[THE PROBLEM]: Look through the data that follows and copy each line with the string "pagamento".

_ _ _

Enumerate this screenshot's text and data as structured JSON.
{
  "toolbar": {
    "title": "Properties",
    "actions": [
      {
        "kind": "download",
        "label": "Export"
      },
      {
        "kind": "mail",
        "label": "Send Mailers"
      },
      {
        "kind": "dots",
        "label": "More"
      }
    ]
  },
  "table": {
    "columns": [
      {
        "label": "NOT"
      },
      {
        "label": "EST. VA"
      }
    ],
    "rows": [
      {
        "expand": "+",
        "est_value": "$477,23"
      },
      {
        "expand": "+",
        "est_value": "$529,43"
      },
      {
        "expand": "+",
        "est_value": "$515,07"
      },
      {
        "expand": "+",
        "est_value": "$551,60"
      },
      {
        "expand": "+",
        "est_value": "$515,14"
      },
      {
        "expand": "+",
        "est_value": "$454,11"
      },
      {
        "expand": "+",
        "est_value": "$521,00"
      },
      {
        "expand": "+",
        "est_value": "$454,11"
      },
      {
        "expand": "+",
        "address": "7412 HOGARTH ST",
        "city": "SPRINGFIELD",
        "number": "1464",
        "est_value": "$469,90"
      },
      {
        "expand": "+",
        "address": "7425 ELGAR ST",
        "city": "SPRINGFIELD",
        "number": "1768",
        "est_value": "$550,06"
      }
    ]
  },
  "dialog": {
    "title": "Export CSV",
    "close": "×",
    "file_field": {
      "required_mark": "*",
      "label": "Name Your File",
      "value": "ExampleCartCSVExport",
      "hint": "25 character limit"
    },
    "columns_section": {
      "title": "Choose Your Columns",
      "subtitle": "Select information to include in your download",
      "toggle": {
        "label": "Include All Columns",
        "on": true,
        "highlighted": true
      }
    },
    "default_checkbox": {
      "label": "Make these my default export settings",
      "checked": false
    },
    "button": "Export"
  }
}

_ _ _

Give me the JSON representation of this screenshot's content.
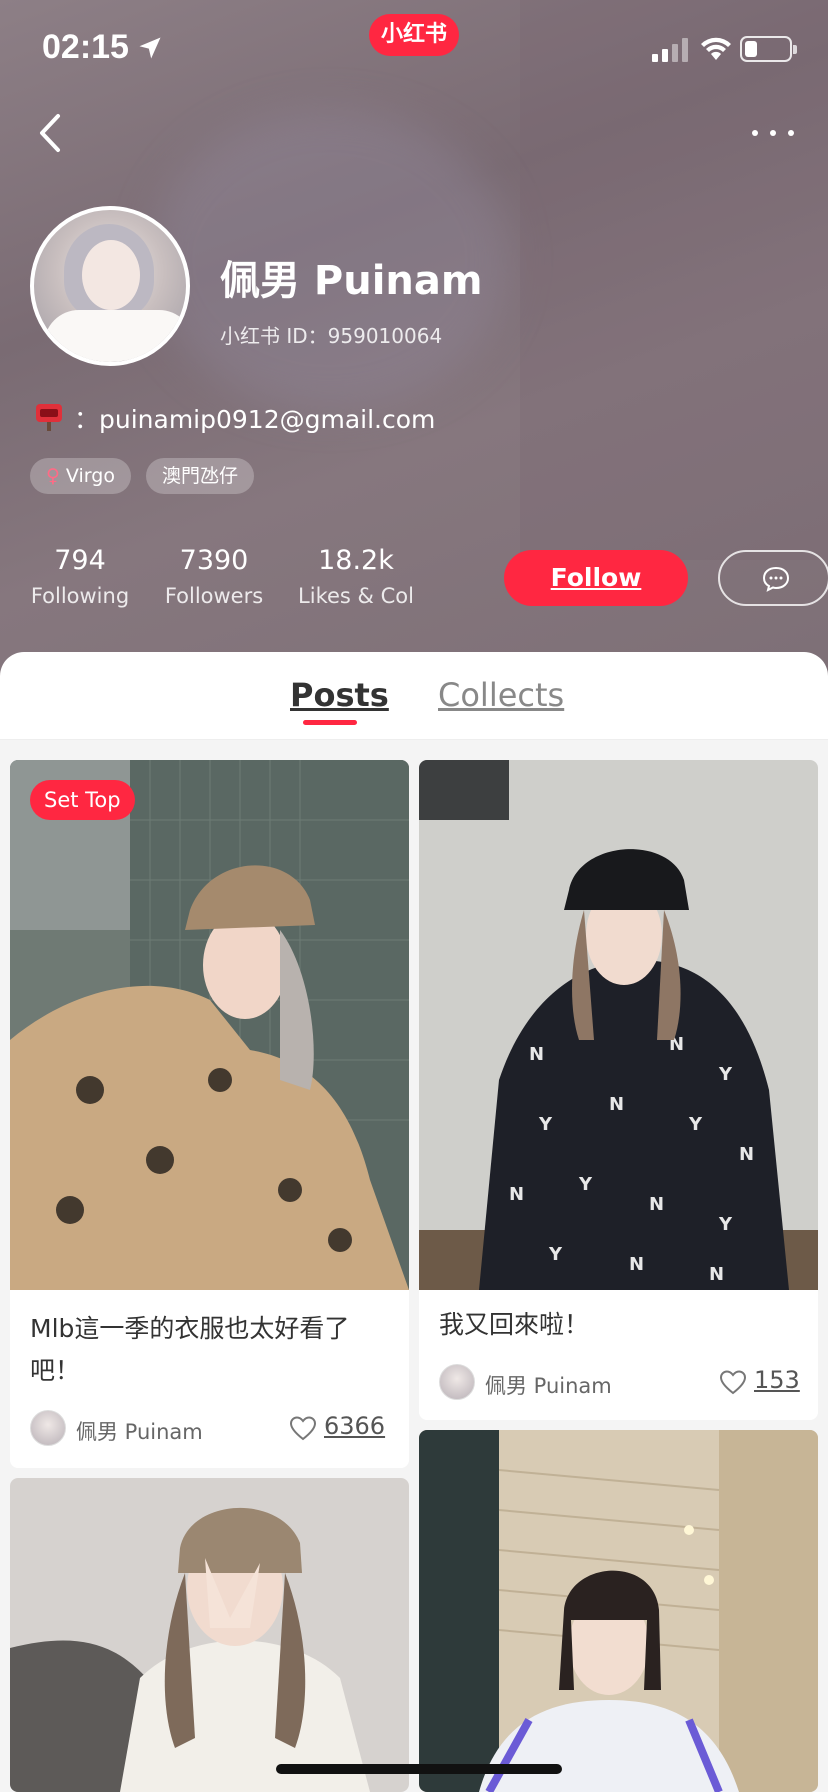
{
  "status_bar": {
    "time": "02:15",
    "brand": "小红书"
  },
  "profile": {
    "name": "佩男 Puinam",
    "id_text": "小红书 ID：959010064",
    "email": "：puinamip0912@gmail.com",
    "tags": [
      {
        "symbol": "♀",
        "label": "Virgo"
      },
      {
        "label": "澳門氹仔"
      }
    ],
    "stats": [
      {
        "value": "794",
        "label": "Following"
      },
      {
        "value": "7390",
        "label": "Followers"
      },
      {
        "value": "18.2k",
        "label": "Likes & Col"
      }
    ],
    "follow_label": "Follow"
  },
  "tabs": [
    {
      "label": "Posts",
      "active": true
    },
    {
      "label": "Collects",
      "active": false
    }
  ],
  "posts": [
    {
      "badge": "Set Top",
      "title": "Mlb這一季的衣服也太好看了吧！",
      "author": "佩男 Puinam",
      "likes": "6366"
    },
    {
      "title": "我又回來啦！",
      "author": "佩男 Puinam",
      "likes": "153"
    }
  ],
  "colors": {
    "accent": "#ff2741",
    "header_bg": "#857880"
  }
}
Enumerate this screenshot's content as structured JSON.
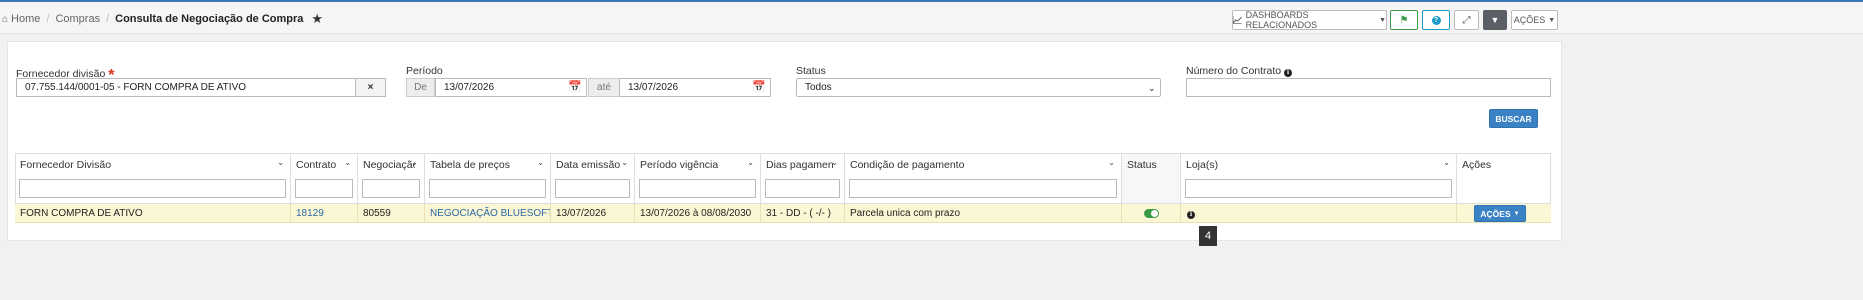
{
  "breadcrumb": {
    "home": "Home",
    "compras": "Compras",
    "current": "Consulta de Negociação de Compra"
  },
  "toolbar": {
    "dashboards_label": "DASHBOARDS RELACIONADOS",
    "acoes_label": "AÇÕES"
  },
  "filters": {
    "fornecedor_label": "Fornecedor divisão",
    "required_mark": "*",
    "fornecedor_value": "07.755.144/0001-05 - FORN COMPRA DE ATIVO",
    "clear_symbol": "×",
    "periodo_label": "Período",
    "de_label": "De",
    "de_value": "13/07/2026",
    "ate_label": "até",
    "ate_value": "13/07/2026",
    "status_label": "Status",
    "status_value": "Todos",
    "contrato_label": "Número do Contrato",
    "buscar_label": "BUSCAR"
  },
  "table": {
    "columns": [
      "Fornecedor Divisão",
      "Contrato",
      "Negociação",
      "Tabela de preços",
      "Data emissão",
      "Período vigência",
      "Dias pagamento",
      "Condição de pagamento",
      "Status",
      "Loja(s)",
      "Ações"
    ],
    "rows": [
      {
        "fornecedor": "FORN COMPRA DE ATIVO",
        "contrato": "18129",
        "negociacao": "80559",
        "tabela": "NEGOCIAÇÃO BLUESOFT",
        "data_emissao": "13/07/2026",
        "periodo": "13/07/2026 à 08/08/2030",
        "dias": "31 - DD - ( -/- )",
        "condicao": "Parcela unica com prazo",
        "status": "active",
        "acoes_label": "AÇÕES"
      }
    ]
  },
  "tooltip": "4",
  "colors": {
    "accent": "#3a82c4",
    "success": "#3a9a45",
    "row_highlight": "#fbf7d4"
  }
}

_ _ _

[RESPONSE BOX]:
      "Dias pagamento",
      "Condição de pagamento",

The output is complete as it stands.